There’s a great column over at visualthesaurus.com that recently featured some great tips for writing in content areas.
Content-area writing is all about getting students to write outside of English class to help them better engage with and understand course material. Enhancing the lessons of any subject with writing activities helps students build connections, demonstrate knowledge and retain information.
Though its educational benefits are clear, assessing content area writing can be intimidating to non-English teachers. As Debbie Shults notes “some content area teachers feel they are not up to the task of ‘teaching writing.'”
In a recent post, ProfHacker Mark Sample outlines one of the issues facing schools across the country: increasing class sizes. As colleges continue to face an uptick in student enrollment, many are demanding that faculty fit more students into their classrooms. This increase in enrollment can lead to problems; including issues with how the class is formatted, an increase in instructor workload, and a decrease in personal attention given to students.

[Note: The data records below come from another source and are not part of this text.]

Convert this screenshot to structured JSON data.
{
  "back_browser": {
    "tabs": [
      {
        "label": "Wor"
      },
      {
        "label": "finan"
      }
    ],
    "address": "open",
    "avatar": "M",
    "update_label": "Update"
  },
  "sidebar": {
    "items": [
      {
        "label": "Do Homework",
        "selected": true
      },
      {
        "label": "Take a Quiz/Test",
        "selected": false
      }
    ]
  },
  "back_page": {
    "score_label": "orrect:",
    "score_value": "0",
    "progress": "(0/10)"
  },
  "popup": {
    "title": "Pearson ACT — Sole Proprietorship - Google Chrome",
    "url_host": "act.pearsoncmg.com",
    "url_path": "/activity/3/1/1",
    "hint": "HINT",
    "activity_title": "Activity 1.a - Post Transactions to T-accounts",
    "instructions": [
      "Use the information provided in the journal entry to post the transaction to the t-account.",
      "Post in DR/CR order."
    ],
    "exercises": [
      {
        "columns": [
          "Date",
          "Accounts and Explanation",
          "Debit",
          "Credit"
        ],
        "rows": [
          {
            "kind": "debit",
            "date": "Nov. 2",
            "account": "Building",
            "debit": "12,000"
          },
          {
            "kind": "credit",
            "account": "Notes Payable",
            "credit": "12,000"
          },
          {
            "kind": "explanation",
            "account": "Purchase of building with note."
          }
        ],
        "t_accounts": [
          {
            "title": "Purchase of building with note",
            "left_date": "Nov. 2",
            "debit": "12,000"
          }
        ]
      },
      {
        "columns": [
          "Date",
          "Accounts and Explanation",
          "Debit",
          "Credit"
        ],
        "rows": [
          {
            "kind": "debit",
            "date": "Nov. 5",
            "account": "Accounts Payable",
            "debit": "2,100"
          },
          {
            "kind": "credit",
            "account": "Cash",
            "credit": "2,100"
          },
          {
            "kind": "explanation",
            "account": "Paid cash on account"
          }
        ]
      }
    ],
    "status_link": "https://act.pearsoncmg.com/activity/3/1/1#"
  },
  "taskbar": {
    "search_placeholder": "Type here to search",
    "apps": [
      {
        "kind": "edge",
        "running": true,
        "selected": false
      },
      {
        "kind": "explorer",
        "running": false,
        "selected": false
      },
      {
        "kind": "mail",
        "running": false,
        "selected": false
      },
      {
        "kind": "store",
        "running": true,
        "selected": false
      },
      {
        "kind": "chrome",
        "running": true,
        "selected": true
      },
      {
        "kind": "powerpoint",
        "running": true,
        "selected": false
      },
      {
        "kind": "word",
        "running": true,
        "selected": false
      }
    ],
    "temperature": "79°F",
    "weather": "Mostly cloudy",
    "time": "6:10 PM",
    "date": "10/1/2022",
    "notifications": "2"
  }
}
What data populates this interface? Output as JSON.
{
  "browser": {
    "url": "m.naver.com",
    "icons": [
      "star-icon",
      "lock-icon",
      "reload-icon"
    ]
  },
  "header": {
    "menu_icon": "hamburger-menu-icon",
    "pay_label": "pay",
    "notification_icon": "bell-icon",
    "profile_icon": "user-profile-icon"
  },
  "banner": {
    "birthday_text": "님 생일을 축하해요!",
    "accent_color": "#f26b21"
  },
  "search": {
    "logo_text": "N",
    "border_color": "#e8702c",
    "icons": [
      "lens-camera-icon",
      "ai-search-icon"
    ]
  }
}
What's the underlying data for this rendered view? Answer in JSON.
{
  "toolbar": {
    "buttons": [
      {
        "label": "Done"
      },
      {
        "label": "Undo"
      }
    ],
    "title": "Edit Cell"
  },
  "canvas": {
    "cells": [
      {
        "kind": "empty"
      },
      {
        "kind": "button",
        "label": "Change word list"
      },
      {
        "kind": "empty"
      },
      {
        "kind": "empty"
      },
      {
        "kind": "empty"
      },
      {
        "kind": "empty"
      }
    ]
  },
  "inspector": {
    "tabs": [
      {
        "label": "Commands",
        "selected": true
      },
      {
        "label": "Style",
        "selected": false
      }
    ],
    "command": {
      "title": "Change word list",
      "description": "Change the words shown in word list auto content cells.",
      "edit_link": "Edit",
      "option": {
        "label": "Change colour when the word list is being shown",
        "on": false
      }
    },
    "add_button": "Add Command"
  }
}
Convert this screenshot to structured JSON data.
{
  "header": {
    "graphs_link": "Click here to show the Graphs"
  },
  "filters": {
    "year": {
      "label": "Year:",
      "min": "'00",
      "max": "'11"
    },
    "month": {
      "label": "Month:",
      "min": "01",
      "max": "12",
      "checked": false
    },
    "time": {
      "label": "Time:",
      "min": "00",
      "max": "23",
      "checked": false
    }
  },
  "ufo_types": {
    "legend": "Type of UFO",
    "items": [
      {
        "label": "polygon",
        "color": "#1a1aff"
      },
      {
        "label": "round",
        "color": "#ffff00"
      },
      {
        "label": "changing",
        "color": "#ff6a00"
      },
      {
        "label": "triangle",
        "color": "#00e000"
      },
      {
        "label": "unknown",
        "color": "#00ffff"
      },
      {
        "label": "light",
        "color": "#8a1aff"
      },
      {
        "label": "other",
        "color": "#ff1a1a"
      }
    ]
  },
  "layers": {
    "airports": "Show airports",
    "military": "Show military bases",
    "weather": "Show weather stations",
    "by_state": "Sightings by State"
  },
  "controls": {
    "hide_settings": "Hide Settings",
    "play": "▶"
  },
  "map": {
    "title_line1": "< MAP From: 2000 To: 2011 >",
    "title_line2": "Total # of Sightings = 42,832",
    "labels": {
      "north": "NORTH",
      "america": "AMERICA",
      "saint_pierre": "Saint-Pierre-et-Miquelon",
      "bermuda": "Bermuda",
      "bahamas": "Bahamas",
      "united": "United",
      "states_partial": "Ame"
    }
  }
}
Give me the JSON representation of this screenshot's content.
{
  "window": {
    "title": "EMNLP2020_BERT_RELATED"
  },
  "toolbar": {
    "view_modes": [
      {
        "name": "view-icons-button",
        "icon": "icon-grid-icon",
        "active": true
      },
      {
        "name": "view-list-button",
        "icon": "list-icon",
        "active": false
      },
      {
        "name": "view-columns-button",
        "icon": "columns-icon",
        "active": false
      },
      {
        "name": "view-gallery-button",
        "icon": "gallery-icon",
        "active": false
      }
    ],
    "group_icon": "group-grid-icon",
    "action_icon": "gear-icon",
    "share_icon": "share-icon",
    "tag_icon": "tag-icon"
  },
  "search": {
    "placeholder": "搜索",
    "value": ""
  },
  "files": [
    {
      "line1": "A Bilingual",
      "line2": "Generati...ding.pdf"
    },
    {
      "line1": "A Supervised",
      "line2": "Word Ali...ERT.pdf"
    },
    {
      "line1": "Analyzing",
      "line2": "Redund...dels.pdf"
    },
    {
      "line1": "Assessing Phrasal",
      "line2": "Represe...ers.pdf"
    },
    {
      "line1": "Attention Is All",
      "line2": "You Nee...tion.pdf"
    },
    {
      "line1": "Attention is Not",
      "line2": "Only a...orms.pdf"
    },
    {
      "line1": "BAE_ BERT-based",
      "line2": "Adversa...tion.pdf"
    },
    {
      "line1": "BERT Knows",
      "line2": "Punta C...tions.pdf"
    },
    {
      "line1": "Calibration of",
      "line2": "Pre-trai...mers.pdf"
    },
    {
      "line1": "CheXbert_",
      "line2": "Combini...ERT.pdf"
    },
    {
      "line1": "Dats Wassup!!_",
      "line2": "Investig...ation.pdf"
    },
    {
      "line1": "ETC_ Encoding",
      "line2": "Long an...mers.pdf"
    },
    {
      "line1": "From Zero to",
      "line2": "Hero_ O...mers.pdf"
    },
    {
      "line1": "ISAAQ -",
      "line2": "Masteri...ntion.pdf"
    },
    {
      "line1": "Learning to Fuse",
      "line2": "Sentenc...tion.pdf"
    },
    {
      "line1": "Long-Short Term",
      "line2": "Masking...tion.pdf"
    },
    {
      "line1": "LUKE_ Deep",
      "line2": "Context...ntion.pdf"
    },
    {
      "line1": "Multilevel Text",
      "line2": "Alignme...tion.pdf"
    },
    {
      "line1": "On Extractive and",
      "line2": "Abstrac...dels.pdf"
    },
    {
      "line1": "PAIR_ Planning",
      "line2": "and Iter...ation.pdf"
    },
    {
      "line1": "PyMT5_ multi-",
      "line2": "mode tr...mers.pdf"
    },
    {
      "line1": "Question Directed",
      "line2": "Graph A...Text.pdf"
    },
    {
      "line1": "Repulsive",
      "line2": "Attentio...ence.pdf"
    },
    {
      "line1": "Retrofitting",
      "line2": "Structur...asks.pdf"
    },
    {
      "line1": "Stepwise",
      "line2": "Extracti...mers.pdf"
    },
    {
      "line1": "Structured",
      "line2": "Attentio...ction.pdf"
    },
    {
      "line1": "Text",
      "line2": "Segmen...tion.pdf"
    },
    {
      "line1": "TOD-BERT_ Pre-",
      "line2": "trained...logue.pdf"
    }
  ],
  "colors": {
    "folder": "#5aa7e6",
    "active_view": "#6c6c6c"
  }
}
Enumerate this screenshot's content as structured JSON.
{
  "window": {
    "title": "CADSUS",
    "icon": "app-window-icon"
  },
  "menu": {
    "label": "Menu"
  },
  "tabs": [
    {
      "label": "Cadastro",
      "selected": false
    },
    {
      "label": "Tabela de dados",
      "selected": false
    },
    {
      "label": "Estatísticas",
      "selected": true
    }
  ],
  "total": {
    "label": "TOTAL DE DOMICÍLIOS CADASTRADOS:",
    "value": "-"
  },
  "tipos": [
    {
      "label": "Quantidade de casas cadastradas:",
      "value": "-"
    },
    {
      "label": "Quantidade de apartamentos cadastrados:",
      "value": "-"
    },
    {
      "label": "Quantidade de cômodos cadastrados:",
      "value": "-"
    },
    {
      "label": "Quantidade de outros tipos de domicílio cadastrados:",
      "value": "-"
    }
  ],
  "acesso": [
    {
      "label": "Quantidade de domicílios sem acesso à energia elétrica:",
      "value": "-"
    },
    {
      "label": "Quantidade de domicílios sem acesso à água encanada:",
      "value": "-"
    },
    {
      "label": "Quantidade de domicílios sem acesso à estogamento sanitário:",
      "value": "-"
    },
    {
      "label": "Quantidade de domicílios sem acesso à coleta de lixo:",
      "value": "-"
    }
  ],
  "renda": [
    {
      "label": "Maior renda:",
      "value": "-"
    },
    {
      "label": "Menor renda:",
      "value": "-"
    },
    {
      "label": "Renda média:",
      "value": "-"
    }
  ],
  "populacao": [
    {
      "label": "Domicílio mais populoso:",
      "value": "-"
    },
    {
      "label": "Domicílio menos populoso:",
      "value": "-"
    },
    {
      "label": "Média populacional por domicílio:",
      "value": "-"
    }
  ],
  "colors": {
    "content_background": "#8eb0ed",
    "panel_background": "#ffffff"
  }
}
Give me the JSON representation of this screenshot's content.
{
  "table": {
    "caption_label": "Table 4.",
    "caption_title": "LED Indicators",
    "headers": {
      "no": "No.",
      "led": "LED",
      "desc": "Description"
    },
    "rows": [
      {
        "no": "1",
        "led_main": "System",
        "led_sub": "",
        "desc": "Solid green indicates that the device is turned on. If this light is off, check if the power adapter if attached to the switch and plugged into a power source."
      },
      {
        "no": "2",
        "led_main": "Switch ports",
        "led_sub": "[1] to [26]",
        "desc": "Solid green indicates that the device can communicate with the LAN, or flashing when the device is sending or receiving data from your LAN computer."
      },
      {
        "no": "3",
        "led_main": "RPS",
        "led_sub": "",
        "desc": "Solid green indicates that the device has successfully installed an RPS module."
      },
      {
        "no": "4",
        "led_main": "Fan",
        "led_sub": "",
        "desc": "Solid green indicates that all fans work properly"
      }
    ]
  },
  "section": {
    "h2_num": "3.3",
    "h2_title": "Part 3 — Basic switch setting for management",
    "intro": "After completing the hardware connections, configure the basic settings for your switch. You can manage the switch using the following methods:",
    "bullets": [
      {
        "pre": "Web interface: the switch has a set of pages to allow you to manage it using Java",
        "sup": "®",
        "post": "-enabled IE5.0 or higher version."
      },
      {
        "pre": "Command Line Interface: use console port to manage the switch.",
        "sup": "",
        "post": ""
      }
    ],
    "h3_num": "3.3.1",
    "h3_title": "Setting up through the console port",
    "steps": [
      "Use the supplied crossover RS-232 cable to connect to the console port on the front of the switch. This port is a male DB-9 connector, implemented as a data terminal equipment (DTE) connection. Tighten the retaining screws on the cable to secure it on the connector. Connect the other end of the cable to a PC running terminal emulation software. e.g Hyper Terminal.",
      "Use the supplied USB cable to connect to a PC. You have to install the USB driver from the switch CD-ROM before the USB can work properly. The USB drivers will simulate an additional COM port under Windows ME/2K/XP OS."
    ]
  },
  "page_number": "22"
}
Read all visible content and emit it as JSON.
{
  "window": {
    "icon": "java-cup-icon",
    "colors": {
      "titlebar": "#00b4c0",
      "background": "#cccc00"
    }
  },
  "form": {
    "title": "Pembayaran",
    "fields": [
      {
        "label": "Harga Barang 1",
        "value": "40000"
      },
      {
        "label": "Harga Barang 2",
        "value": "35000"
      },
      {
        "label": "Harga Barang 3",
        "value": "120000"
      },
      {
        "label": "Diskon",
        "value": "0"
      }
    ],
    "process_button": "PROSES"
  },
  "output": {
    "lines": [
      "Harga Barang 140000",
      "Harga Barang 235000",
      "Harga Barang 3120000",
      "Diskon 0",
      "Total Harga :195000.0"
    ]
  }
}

While the issue is multifaceted, one approach that Mark proposes involves leveraging classroom technology to help even the odds. Technology, when used effectively, can allow the instructor to engage with and assess a much larger class than would normally be possible. It can also promote a student-centered classroom by encouraging discussion and participation between students, instead of “bottlenecking” the learning process by requiring the instructor to be the conduit through which information is exchanged.
Here at The Idea Works offices the SAGrader development team has been hard at work ensuring that SAGrader is the best program available for improving student writing. While we are constantly making improvements to our software, two recent items deserve considerable mention.
Our Context engine
As part of our grading engine, SAGrader examines the context in which students use terms and concepts to determine whether the student understands the concept correctly. For example SAGrader can tell the difference between the two “Fords” in the following sentences.
“Ford did a great job when taking over for Nixon as President.”
“By mass-producing cars, Ford really helped the American people.”
SAGrader has always used this context engine, but we’ve recently made some improvements that make it able to handle more subtle situations that arise in the English language. These improvements increase grading accuracy overall.
Metrics in Short Answer Assignments
We’ve turned on the ability to add metric scoring and feedback (things like word count, spelling and grammar) to short answer assignments. Previously these features were only available on essay assignments. This flexibility provides even more constructive feedback to our students, and allows instructors to better structure assignments the way they want them.
Stay tuned for upcoming changes to our feedback as we work to improve its effectiveness.
Picture courtesy ralphbijker via Flickr.com